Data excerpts

::::

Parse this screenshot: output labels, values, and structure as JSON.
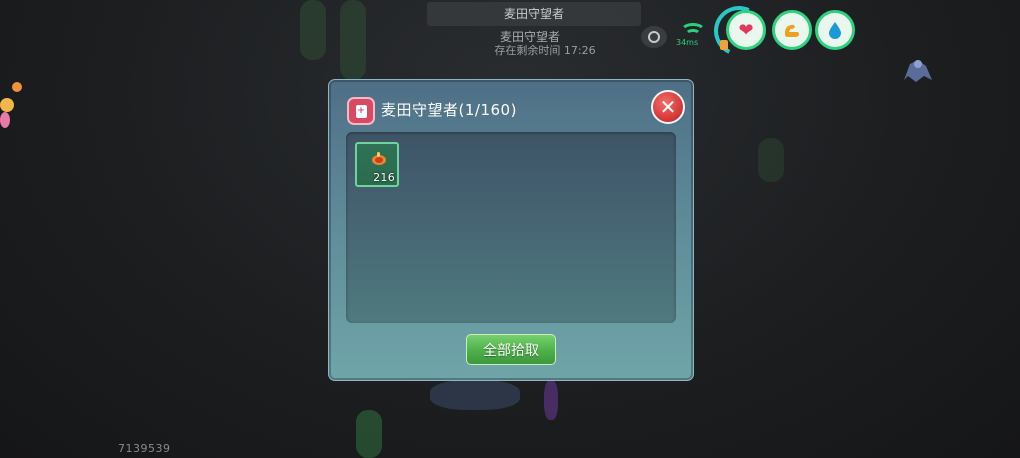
{
  "hud": {
    "top_banner": "麦田守望者",
    "sub_title": "麦田守望者",
    "sub_time": "存在剩余时间 17:26",
    "ping": "34ms",
    "stats": [
      {
        "name": "heart-icon",
        "color": "#e2395a",
        "glyph": "❤"
      },
      {
        "name": "muscle-icon",
        "color": "#f0a020",
        "glyph": "💪"
      },
      {
        "name": "water-drop-icon",
        "color": "#1b9bd6",
        "glyph": "💧"
      }
    ],
    "bottom_number": "7139539"
  },
  "dialog": {
    "title": "麦田守望者(1/160)",
    "close_glyph": "✕",
    "items": [
      {
        "icon": "fruit-icon",
        "count": "216"
      }
    ],
    "pickup_all_label": "全部拾取"
  },
  "colors": {
    "accent_green": "#4db04a",
    "close_red": "#d83a3a",
    "slot_border": "#6fd39b"
  }
}
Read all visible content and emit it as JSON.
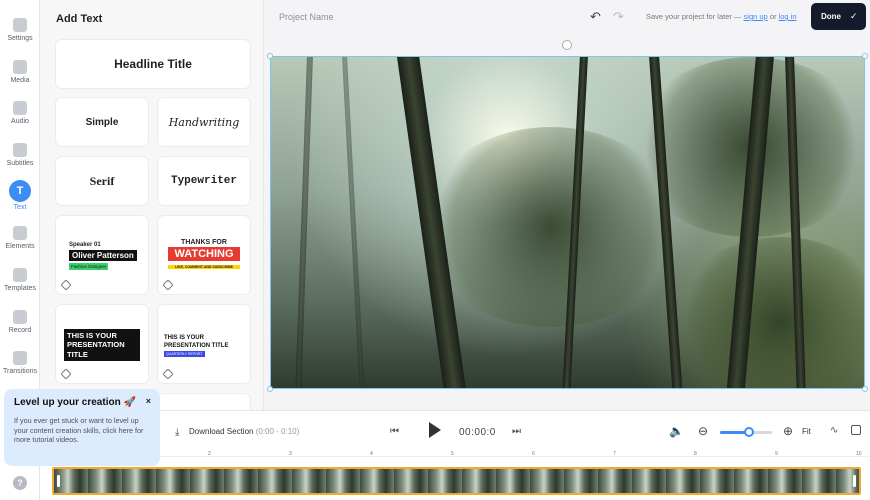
{
  "rail": {
    "items": [
      {
        "label": "Settings",
        "icon": "gear-icon"
      },
      {
        "label": "Media",
        "icon": "plus-icon"
      },
      {
        "label": "Audio",
        "icon": "music-icon"
      },
      {
        "label": "Subtitles",
        "icon": "subtitles-icon"
      },
      {
        "label": "Text",
        "icon": "text-icon",
        "glyph": "T",
        "active": true
      },
      {
        "label": "Elements",
        "icon": "elements-icon"
      },
      {
        "label": "Templates",
        "icon": "templates-icon"
      },
      {
        "label": "Record",
        "icon": "record-icon"
      },
      {
        "label": "Transitions",
        "icon": "transitions-icon"
      }
    ],
    "help_glyph": "?"
  },
  "panel": {
    "title": "Add Text",
    "styles": {
      "headline": "Headline Title",
      "simple": "Simple",
      "handwriting": "Handwriting",
      "serif": "Serif",
      "typewriter": "Typewriter"
    },
    "templates": {
      "t1": {
        "speaker": "Speaker 01",
        "name": "Oliver Patterson",
        "role": "Fashion Designer"
      },
      "t2": {
        "top": "THANKS FOR",
        "big": "WATCHING",
        "sub": "LIKE, COMMENT AND SUBSCRIBE"
      },
      "t3": {
        "text": "THIS IS YOUR PRESENTATION TITLE"
      },
      "t4": {
        "text": "THIS IS YOUR PRESENTATION TITLE",
        "sub": "QUARTERLY REPORT"
      }
    }
  },
  "topbar": {
    "project_placeholder": "Project Name",
    "undo_glyph": "↶",
    "redo_glyph": "↷",
    "save_prefix": "Save your project for later — ",
    "sign_up": "sign up",
    "or": " or ",
    "log_in": "log in",
    "done": "Done",
    "done_chevron": "✓"
  },
  "controls": {
    "download_icon": "⤓",
    "download_label": "Download Section",
    "download_range": " (0:00 - 0:10)",
    "rewind_glyph": "⏮",
    "time": "00:00:0",
    "forward_glyph": "⏭",
    "volume_glyph": "🔈",
    "zoom_out_glyph": "⊖",
    "zoom_in_glyph": "⊕",
    "zoom_level": 0.55,
    "fit": "Fit",
    "wave_glyph": "∿"
  },
  "timeline": {
    "ticks": [
      "1",
      "2",
      "3",
      "4",
      "5",
      "6",
      "7",
      "8",
      "9",
      "10"
    ]
  },
  "toast": {
    "title": "Level up your creation 🚀",
    "close": "×",
    "body": "If you ever get stuck or want to level up your content creation skills, click here for more tutorial videos."
  },
  "colors": {
    "accent": "#3b8cf3",
    "done_bg": "#151a2c",
    "selection": "#7fc3ef",
    "clip_border": "#f0a830"
  }
}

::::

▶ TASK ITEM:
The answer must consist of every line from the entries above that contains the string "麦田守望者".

▶ SOLUTION FOR THIS PROBLEM:
    "top_banner": "麦田守望者",
    "sub_title": "麦田守望者",
    "title": "麦田守望者(1/160)",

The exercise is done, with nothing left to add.